Tensions between neighbouring nations had previously flared over their support for rival sides in Syria’s civil war.
Hassan Rouhani, the Iranian president, has said that, Turkey and Iran are two important countries in the Islamic world and determined to stand against violence and extremism in the Middle East.
Rouhani said the words on a two-day visit to Turkey to discuss energy and trade ties as well as the Syrian crisis which has strained relations between the two neighbours in the recent years.
The two countries are at odds over Syria, with Iran being a strong strategic ally of Syrian President Bashar al-Assad since the start of the uprising against him in 2011, while Turkey has been one of his fiercest critics, supporting his opponents and giving refuge to rebel fighters.
In a joint press conference with Rouhani, Abdullah Gul, the Turkish president, said that they discussed political, economic and cultural relations.
Gul said that the two countries have a trade volume of $15bn dollars between the two countries with the target of $30bn.
He also said that no country should possess nuclear weapons in the Middle East.
“We want a Middle East without nuclear weapons,” he said, however, expressing support for use of nuclear energy for peaceful purposes.
Rouhani calls for stability
In his remarks, Rouhani said that money flow between countries will continue. He also called on all countries in the region to put effort in achieving stability.
Rouhani repeated the Turkish leader’s stance, saying that the regioin should be free of all weapons of mass destruction, but peaceful use of nuclear energy should be free.
|Al Jazeera’s Zeine Khodr reports from Ankara on Rouhani’s visit to Turkey|
Last year the election of Rouhani, whose foreign policy of “prudence and moderation” has eased Iran’s international isolation. The visit will be the first by an Iranian president to Turkey since 2008.
The visit comes as Iran and six major powers prepare to hold another round of talks on a final deal aimed at ending a decade-old dispute over the country’s nuclear programme.
A preliminary deal was signed in Geneva, Switzerland, in November, under which Iran accepted to halt some sensitive nuclear activities in exchange for partial easing of sanctions.
While deep divisions remain between the two countries over the conflict in Syria, the potential of an Iranian market of 76 million people with some of the world’s biggest oil and gas reserves is a magnet for Turkish companies.
During Erdogan’s visit to Iran in January, a preferential trade agreement was signed aimed at paving the ground to boost trade to $30bn by 2015.
Reuters news agency cited Iranian officials as saying that trade between the countries stood at $22bn in 2012, before dipping to $20bn in 2013, and that it should reach $30bn in 2015.
Gold and silver
Iran was Turkey’s third largest export market in 2012. Iranian media said that Turkey exported more than 20,000 products to Iran, among them gold and silver.

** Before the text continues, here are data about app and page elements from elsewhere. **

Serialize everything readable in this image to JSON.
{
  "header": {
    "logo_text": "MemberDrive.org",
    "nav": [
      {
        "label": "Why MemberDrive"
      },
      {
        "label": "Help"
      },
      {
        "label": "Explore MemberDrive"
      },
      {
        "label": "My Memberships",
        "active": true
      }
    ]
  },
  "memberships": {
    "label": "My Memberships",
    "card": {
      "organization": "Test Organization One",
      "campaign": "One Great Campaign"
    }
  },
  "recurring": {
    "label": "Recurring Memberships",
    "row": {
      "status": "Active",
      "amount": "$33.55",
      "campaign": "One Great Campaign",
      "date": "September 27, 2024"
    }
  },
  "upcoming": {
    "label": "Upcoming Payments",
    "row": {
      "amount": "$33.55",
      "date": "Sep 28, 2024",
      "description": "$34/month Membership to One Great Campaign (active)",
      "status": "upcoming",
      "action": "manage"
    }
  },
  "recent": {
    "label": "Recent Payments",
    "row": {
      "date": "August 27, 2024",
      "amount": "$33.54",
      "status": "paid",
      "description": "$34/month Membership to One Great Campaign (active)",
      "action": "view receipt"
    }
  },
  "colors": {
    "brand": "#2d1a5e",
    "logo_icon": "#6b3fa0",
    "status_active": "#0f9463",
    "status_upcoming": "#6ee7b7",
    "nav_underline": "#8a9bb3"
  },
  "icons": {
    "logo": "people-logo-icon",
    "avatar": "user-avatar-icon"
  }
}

The US has been unhappy over continued trade with Iran by its Turkish ally and has blacklisted some Turkish firms involved in sidestepping the sanctions, imposed on Iran over its disputed nuclear programme.
Cooperation agreements will be signed in various fields, including the energy sector, during Rouhani’s visit, Iranian and Turkish media said.

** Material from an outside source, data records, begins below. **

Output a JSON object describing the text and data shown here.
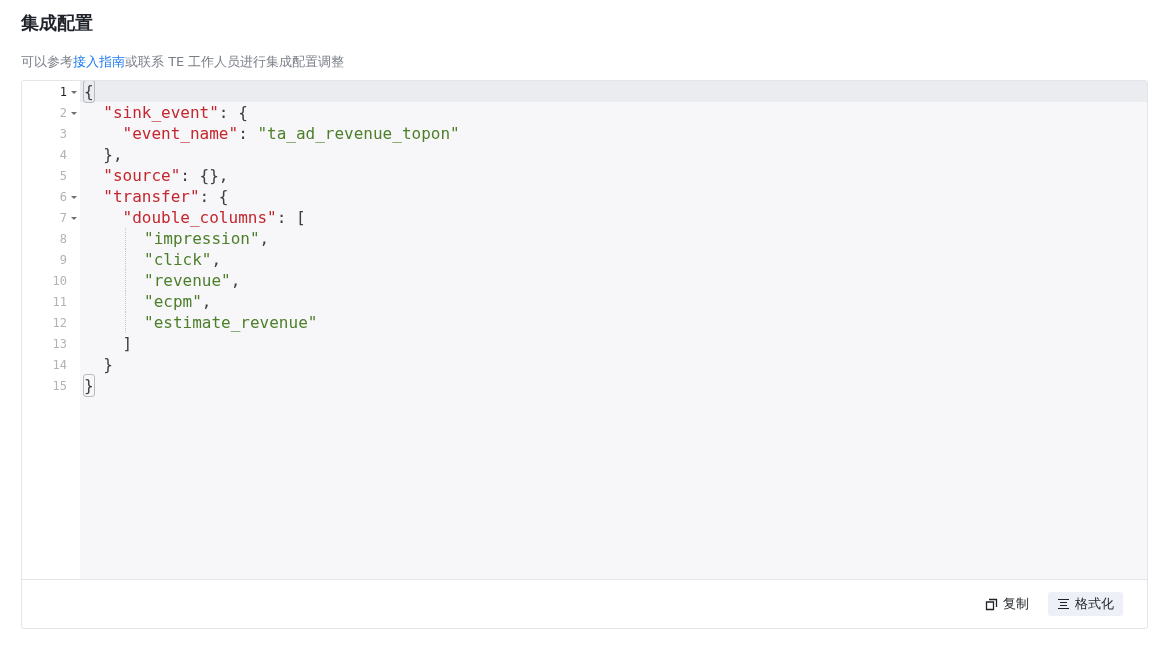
{
  "title": "集成配置",
  "description": {
    "before": "可以参考",
    "link": "接入指南",
    "after": "或联系 TE 工作人员进行集成配置调整"
  },
  "editor": {
    "lines": [
      {
        "number": "1",
        "foldable": true,
        "active": true,
        "guide": false,
        "tokens": [
          {
            "kind": "punct",
            "text": "{",
            "matched": true
          }
        ]
      },
      {
        "number": "2",
        "foldable": true,
        "active": false,
        "guide": false,
        "tokens": [
          {
            "kind": "key",
            "text": "  \"sink_event\"",
            "matched": false
          },
          {
            "kind": "punct",
            "text": ": {",
            "matched": false
          }
        ]
      },
      {
        "number": "3",
        "foldable": false,
        "active": false,
        "guide": false,
        "tokens": [
          {
            "kind": "key",
            "text": "    \"event_name\"",
            "matched": false
          },
          {
            "kind": "punct",
            "text": ": ",
            "matched": false
          },
          {
            "kind": "string",
            "text": "\"ta_ad_revenue_topon\"",
            "matched": false
          }
        ]
      },
      {
        "number": "4",
        "foldable": false,
        "active": false,
        "guide": false,
        "tokens": [
          {
            "kind": "punct",
            "text": "  },",
            "matched": false
          }
        ]
      },
      {
        "number": "5",
        "foldable": false,
        "active": false,
        "guide": false,
        "tokens": [
          {
            "kind": "key",
            "text": "  \"source\"",
            "matched": false
          },
          {
            "kind": "punct",
            "text": ": {},",
            "matched": false
          }
        ]
      },
      {
        "number": "6",
        "foldable": true,
        "active": false,
        "guide": false,
        "tokens": [
          {
            "kind": "key",
            "text": "  \"transfer\"",
            "matched": false
          },
          {
            "kind": "punct",
            "text": ": {",
            "matched": false
          }
        ]
      },
      {
        "number": "7",
        "foldable": true,
        "active": false,
        "guide": false,
        "tokens": [
          {
            "kind": "key",
            "text": "    \"double_columns\"",
            "matched": false
          },
          {
            "kind": "punct",
            "text": ": [",
            "matched": false
          }
        ]
      },
      {
        "number": "8",
        "foldable": false,
        "active": false,
        "guide": true,
        "tokens": [
          {
            "kind": "string",
            "text": "\"impression\"",
            "matched": false
          },
          {
            "kind": "punct",
            "text": ",",
            "matched": false
          }
        ]
      },
      {
        "number": "9",
        "foldable": false,
        "active": false,
        "guide": true,
        "tokens": [
          {
            "kind": "string",
            "text": "\"click\"",
            "matched": false
          },
          {
            "kind": "punct",
            "text": ",",
            "matched": false
          }
        ]
      },
      {
        "number": "10",
        "foldable": false,
        "active": false,
        "guide": true,
        "tokens": [
          {
            "kind": "string",
            "text": "\"revenue\"",
            "matched": false
          },
          {
            "kind": "punct",
            "text": ",",
            "matched": false
          }
        ]
      },
      {
        "number": "11",
        "foldable": false,
        "active": false,
        "guide": true,
        "tokens": [
          {
            "kind": "string",
            "text": "\"ecpm\"",
            "matched": false
          },
          {
            "kind": "punct",
            "text": ",",
            "matched": false
          }
        ]
      },
      {
        "number": "12",
        "foldable": false,
        "active": false,
        "guide": true,
        "tokens": [
          {
            "kind": "string",
            "text": "\"estimate_revenue\"",
            "matched": false
          }
        ]
      },
      {
        "number": "13",
        "foldable": false,
        "active": false,
        "guide": false,
        "tokens": [
          {
            "kind": "punct",
            "text": "    ]",
            "matched": false
          }
        ]
      },
      {
        "number": "14",
        "foldable": false,
        "active": false,
        "guide": false,
        "tokens": [
          {
            "kind": "punct",
            "text": "  }",
            "matched": false
          }
        ]
      },
      {
        "number": "15",
        "foldable": false,
        "active": false,
        "guide": false,
        "tokens": [
          {
            "kind": "punct",
            "text": "}",
            "matched": true
          }
        ]
      }
    ]
  },
  "actions": [
    {
      "kind": "copy",
      "label": "复制",
      "selected": false
    },
    {
      "kind": "format",
      "label": "格式化",
      "selected": true
    }
  ]
}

Under a contract signed in 1996, Turkey imports 10bn cubic metres per year of natural gas from Iran. The contract became active in 2001. Turkey pays the bill through gold transfers as a result of the US’ sanctions on Iran.
Iran has so far dismissed Turkish demands to drop the price of gas under the current agreement, saying that Iran could sell more natural gas to its energy-hungry neighbour if a new agreement was signed.
Taner Yildiz, Turkish energy minister, told Reuters in an interview on January 30 that Turkey could double the amount of natural gas it imports from Iran if the two countries could agree on a price.
Turkey depends on imports for almost all of its gas needs.